— What the task requires —
Please return every line in the entries below with the word "data" in it.

— Records provided —
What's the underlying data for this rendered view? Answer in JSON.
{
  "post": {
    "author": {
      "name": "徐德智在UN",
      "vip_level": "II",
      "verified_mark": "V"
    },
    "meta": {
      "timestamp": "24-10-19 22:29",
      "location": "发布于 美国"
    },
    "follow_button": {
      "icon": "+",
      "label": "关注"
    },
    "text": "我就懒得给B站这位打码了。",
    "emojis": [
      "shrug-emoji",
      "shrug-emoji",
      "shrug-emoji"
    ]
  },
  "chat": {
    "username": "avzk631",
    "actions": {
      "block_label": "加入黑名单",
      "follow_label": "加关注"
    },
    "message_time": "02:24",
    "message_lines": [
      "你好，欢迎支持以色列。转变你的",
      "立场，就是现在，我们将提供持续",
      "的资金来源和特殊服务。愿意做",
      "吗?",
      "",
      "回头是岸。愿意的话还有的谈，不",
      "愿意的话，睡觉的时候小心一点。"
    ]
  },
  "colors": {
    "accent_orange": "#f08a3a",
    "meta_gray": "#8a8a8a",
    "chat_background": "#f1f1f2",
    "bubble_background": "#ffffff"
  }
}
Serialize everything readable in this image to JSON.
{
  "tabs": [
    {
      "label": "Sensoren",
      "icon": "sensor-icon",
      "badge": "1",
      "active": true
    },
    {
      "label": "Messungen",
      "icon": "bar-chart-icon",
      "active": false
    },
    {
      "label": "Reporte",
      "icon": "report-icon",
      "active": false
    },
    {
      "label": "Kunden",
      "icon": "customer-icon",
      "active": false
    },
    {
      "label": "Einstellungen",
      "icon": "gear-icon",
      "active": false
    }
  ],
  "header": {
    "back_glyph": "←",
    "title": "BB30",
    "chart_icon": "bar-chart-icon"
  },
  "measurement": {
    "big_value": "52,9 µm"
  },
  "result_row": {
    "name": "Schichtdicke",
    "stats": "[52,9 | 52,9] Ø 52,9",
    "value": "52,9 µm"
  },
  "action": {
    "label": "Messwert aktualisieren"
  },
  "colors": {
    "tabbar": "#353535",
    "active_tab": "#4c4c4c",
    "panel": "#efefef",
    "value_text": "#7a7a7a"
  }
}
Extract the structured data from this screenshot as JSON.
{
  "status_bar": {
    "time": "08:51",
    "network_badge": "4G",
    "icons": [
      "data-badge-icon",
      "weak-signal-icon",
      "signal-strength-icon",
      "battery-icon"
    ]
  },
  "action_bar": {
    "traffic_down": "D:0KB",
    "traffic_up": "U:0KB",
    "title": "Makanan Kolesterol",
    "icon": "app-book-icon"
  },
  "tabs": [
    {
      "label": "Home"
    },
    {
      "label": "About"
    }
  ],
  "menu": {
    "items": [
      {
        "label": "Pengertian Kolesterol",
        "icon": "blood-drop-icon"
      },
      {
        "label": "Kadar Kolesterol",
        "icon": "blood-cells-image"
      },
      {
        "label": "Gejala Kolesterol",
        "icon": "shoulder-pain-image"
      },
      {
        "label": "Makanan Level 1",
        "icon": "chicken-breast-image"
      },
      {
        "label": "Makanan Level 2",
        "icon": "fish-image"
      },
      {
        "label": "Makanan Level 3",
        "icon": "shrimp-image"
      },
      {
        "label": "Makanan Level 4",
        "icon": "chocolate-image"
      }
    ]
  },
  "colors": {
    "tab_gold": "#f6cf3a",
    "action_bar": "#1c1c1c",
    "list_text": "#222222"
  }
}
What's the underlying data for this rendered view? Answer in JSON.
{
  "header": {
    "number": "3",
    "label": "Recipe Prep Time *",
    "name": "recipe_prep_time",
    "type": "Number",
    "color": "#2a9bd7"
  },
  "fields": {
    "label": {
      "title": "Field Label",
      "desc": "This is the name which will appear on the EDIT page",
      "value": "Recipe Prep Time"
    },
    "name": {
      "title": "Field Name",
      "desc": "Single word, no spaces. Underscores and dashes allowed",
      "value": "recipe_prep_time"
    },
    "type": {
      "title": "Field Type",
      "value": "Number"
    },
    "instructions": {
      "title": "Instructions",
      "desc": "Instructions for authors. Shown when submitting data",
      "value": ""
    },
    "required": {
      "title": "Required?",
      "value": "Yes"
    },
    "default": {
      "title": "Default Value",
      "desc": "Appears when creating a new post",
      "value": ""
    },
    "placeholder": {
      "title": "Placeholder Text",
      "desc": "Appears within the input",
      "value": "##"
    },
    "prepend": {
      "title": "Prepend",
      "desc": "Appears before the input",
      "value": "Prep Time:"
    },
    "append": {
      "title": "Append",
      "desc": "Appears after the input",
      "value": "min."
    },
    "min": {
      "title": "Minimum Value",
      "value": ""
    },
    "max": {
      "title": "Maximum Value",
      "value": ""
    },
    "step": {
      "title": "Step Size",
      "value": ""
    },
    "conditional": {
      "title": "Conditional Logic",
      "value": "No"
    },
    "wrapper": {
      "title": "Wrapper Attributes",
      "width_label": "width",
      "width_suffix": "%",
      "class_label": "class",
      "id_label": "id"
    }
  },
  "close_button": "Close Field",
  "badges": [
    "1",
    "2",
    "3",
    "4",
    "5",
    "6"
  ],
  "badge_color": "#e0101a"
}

— Written response —
What's the underlying data for this rendered view? Answer in JSON.
Extract the structured data from this screenshot as JSON.
      "data-badge-icon",
What's the underlying data for this rendered view? Answer in JSON.
      "desc": "Instructions for authors. Shown when submitting data",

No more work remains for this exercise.